[Activity]:
Word for word, restate the records that come next, omitting the images.

Items from a data source

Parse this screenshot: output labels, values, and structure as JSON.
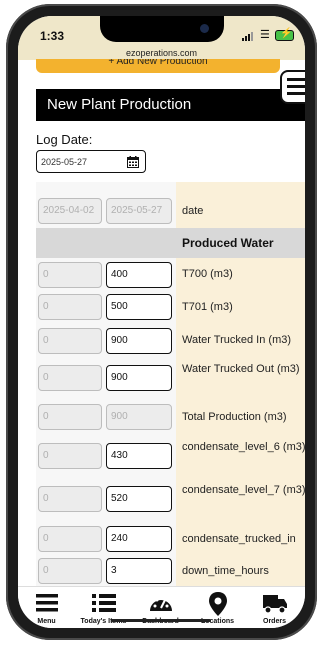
{
  "status": {
    "time": "1:33",
    "url": "ezoperations.com"
  },
  "top_button": {
    "label": "+ Add New Production"
  },
  "header": {
    "title": "New Plant Production"
  },
  "log_date": {
    "label": "Log Date:",
    "value": "2025-05-27"
  },
  "rows": [
    {
      "prev": "2025-04-02",
      "curr": "2025-05-27",
      "label": "date"
    },
    {
      "prev": "0",
      "curr": "400",
      "label": "T700 (m3)"
    },
    {
      "prev": "0",
      "curr": "500",
      "label": "T701 (m3)"
    },
    {
      "prev": "0",
      "curr": "900",
      "label": "Water Trucked In (m3)"
    },
    {
      "prev": "0",
      "curr": "900",
      "label": "Water Trucked Out (m3)"
    },
    {
      "prev": "0",
      "curr": "900",
      "label": "Total Production (m3)"
    },
    {
      "prev": "0",
      "curr": "430",
      "label": "condensate_level_6 (m3)"
    },
    {
      "prev": "0",
      "curr": "520",
      "label": "condensate_level_7 (m3)"
    },
    {
      "prev": "0",
      "curr": "240",
      "label": "condensate_trucked_in"
    },
    {
      "prev": "0",
      "curr": "3",
      "label": "down_time_hours"
    }
  ],
  "section_header": "Produced Water",
  "tabs": [
    {
      "label": "Menu",
      "icon": "menu-icon"
    },
    {
      "label": "Today's Items",
      "icon": "list-icon"
    },
    {
      "label": "Dashboard",
      "icon": "gauge-icon"
    },
    {
      "label": "Locations",
      "icon": "location-pin-icon"
    },
    {
      "label": "Orders",
      "icon": "truck-icon"
    }
  ],
  "colors": {
    "accent": "#f3b22e",
    "label_bg": "#faf0d9",
    "header_bg": "#000000"
  }
}
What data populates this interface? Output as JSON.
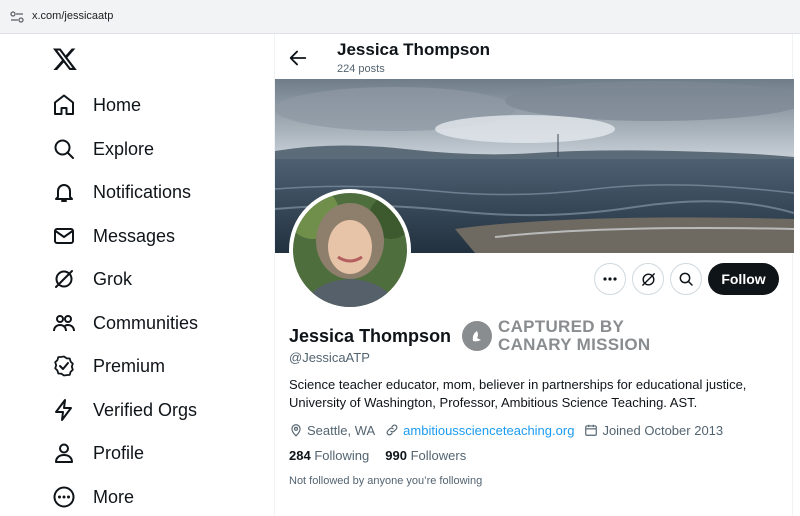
{
  "browser": {
    "url": "x.com/jessicaatp"
  },
  "sidebar": {
    "items": [
      {
        "label": "Home",
        "icon": "home-icon"
      },
      {
        "label": "Explore",
        "icon": "search-icon"
      },
      {
        "label": "Notifications",
        "icon": "bell-icon"
      },
      {
        "label": "Messages",
        "icon": "envelope-icon"
      },
      {
        "label": "Grok",
        "icon": "grok-icon"
      },
      {
        "label": "Communities",
        "icon": "communities-icon"
      },
      {
        "label": "Premium",
        "icon": "premium-badge-icon"
      },
      {
        "label": "Verified Orgs",
        "icon": "lightning-icon"
      },
      {
        "label": "Profile",
        "icon": "person-icon"
      },
      {
        "label": "More",
        "icon": "more-circle-icon"
      }
    ]
  },
  "header": {
    "name": "Jessica Thompson",
    "posts": "224 posts"
  },
  "profile": {
    "name": "Jessica Thompson",
    "handle": "@JessicaATP",
    "bio": "Science teacher educator, mom, believer in partnerships for educational justice, University of Washington, Professor, Ambitious Science Teaching. AST.",
    "location": "Seattle, WA",
    "website": "ambitiousscienceteaching.org",
    "joined": "Joined October 2013",
    "following_count": "284",
    "following_label": "Following",
    "followers_count": "990",
    "followers_label": "Followers",
    "not_followed": "Not followed by anyone you’re following",
    "follow_button": "Follow"
  },
  "watermark": {
    "line1": "CAPTURED BY",
    "line2": "CANARY MISSION"
  },
  "colors": {
    "link": "#1d9bf0",
    "follow_bg": "#0f1419",
    "muted": "#536471"
  }
}
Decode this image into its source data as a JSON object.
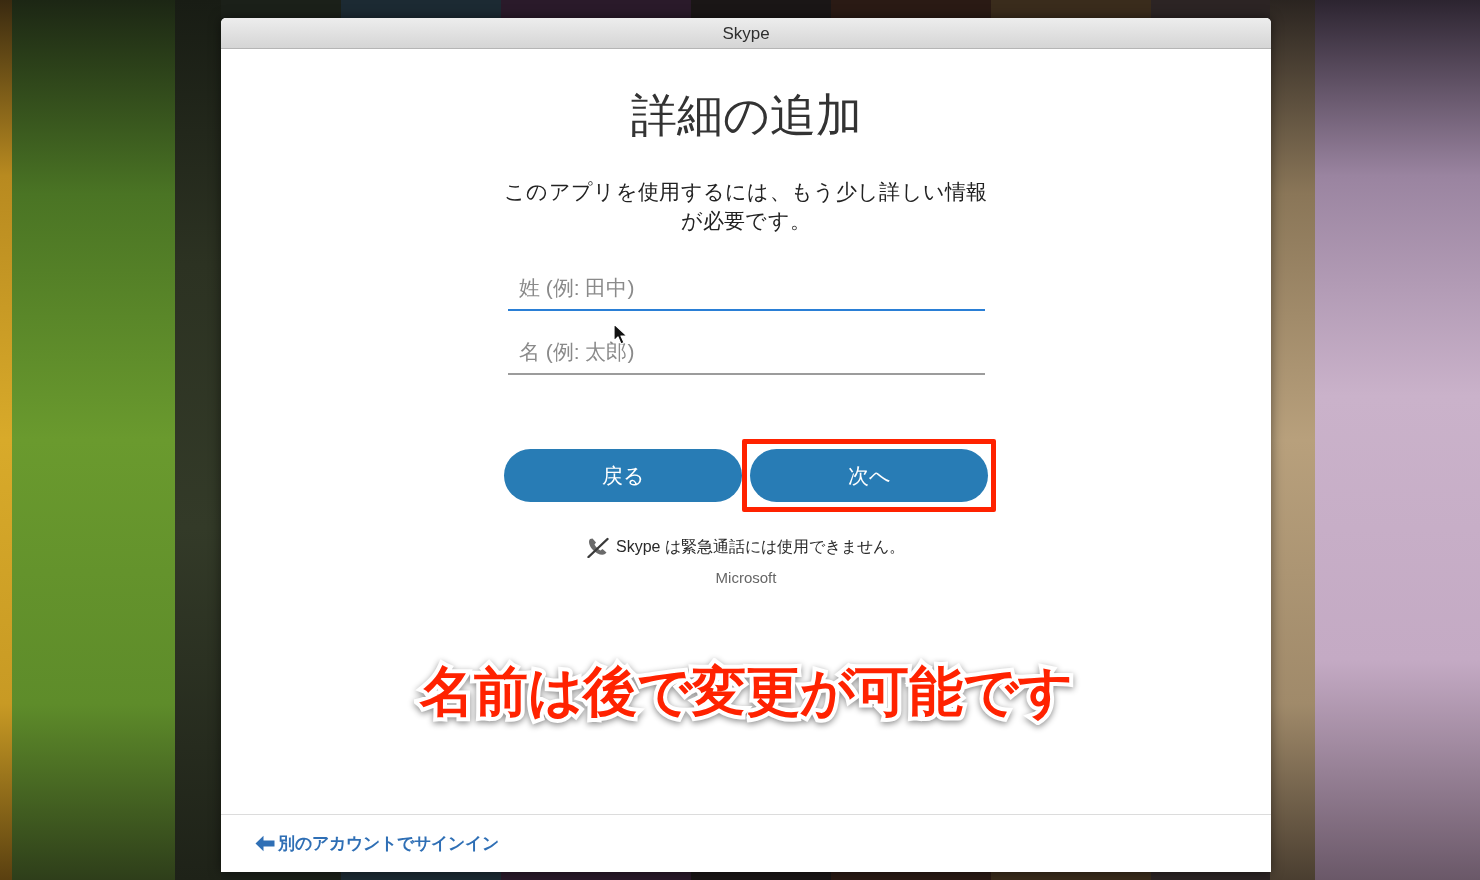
{
  "window": {
    "title": "Skype"
  },
  "heading": "詳細の追加",
  "description": "このアプリを使用するには、もう少し詳しい情報が必要です。",
  "fields": [
    {
      "placeholder": "姓 (例: 田中)",
      "focused": true
    },
    {
      "placeholder": "名 (例: 太郎)",
      "focused": false
    }
  ],
  "buttons": [
    {
      "label": "戻る",
      "highlighted": false
    },
    {
      "label": "次へ",
      "highlighted": true
    }
  ],
  "notice": "Skype は緊急通話には使用できません。",
  "vendor": "Microsoft",
  "caption": "名前は後で変更が可能です",
  "footer_link": {
    "label": "別のアカウントでサインイン"
  }
}
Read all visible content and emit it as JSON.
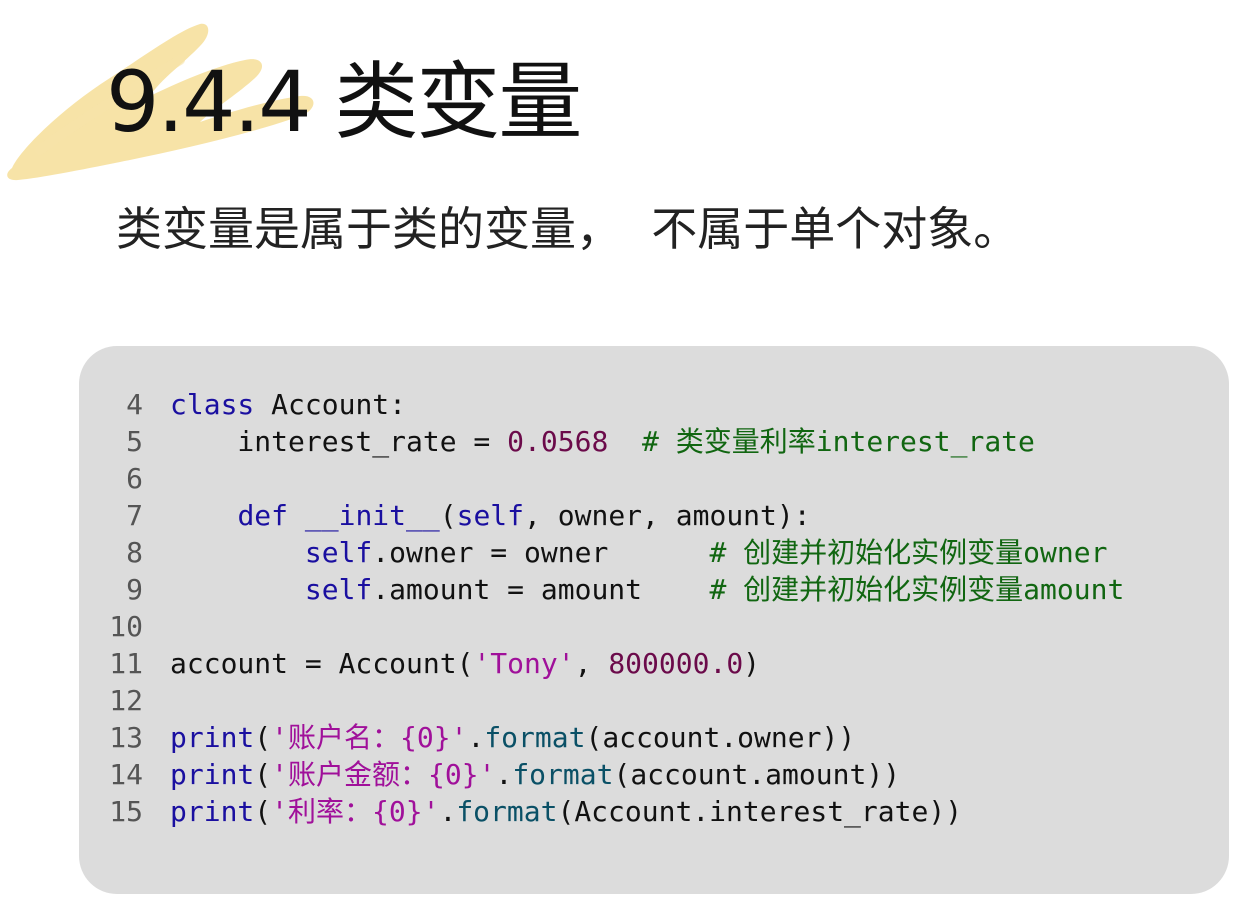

[Solution to this task]:
Parse this screenshot: output labels, values, and structure as JSON.
{
  "status": {
    "time": "1:33",
    "url": "ezoperations.com"
  },
  "top_button": {
    "label": "+ Add New Production"
  },
  "header": {
    "title": "New Plant Production"
  },
  "log_date": {
    "label": "Log Date:",
    "value": "2025-05-27"
  },
  "rows": [
    {
      "prev": "2025-04-02",
      "curr": "2025-05-27",
      "label": "date"
    },
    {
      "prev": "0",
      "curr": "400",
      "label": "T700 (m3)"
    },
    {
      "prev": "0",
      "curr": "500",
      "label": "T701 (m3)"
    },
    {
      "prev": "0",
      "curr": "900",
      "label": "Water Trucked In (m3)"
    },
    {
      "prev": "0",
      "curr": "900",
      "label": "Water Trucked Out (m3)"
    },
    {
      "prev": "0",
      "curr": "900",
      "label": "Total Production (m3)"
    },
    {
      "prev": "0",
      "curr": "430",
      "label": "condensate_level_6 (m3)"
    },
    {
      "prev": "0",
      "curr": "520",
      "label": "condensate_level_7 (m3)"
    },
    {
      "prev": "0",
      "curr": "240",
      "label": "condensate_trucked_in"
    },
    {
      "prev": "0",
      "curr": "3",
      "label": "down_time_hours"
    }
  ],
  "section_header": "Produced Water",
  "tabs": [
    {
      "label": "Menu",
      "icon": "menu-icon"
    },
    {
      "label": "Today's Items",
      "icon": "list-icon"
    },
    {
      "label": "Dashboard",
      "icon": "gauge-icon"
    },
    {
      "label": "Locations",
      "icon": "location-pin-icon"
    },
    {
      "label": "Orders",
      "icon": "truck-icon"
    }
  ],
  "colors": {
    "accent": "#f3b22e",
    "label_bg": "#faf0d9",
    "header_bg": "#000000"
  }
}
What data populates this interface? Output as JSON.
{
  "browser": {
    "url": "x.com/jessicaatp"
  },
  "sidebar": {
    "items": [
      {
        "label": "Home",
        "icon": "home-icon"
      },
      {
        "label": "Explore",
        "icon": "search-icon"
      },
      {
        "label": "Notifications",
        "icon": "bell-icon"
      },
      {
        "label": "Messages",
        "icon": "envelope-icon"
      },
      {
        "label": "Grok",
        "icon": "grok-icon"
      },
      {
        "label": "Communities",
        "icon": "communities-icon"
      },
      {
        "label": "Premium",
        "icon": "premium-badge-icon"
      },
      {
        "label": "Verified Orgs",
        "icon": "lightning-icon"
      },
      {
        "label": "Profile",
        "icon": "person-icon"
      },
      {
        "label": "More",
        "icon": "more-circle-icon"
      }
    ]
  },
  "header": {
    "name": "Jessica Thompson",
    "posts": "224 posts"
  },
  "profile": {
    "name": "Jessica Thompson",
    "handle": "@JessicaATP",
    "bio": "Science teacher educator, mom, believer in partnerships for educational justice, University of Washington, Professor, Ambitious Science Teaching. AST.",
    "location": "Seattle, WA",
    "website": "ambitiousscienceteaching.org",
    "joined": "Joined October 2013",
    "following_count": "284",
    "following_label": "Following",
    "followers_count": "990",
    "followers_label": "Followers",
    "not_followed": "Not followed by anyone you’re following",
    "follow_button": "Follow"
  },
  "watermark": {
    "line1": "CAPTURED BY",
    "line2": "CANARY MISSION"
  },
  "colors": {
    "link": "#1d9bf0",
    "follow_bg": "#0f1419",
    "muted": "#536471"
  }
}
Decode this image into its source data as a JSON object.
{
  "window": {
    "title": "Skype"
  },
  "heading": "詳細の追加",
  "description": "このアプリを使用するには、もう少し詳しい情報が必要です。",
  "fields": [
    {
      "placeholder": "姓 (例: 田中)",
      "focused": true
    },
    {
      "placeholder": "名 (例: 太郎)",
      "focused": false
    }
  ],
  "buttons": [
    {
      "label": "戻る",
      "highlighted": false
    },
    {
      "label": "次へ",
      "highlighted": true
    }
  ],
  "notice": "Skype は緊急通話には使用できません。",
  "vendor": "Microsoft",
  "caption": "名前は後で変更が可能です",
  "footer_link": {
    "label": "別のアカウントでサインイン"
  }
}
Read all visible content and emit it as JSON.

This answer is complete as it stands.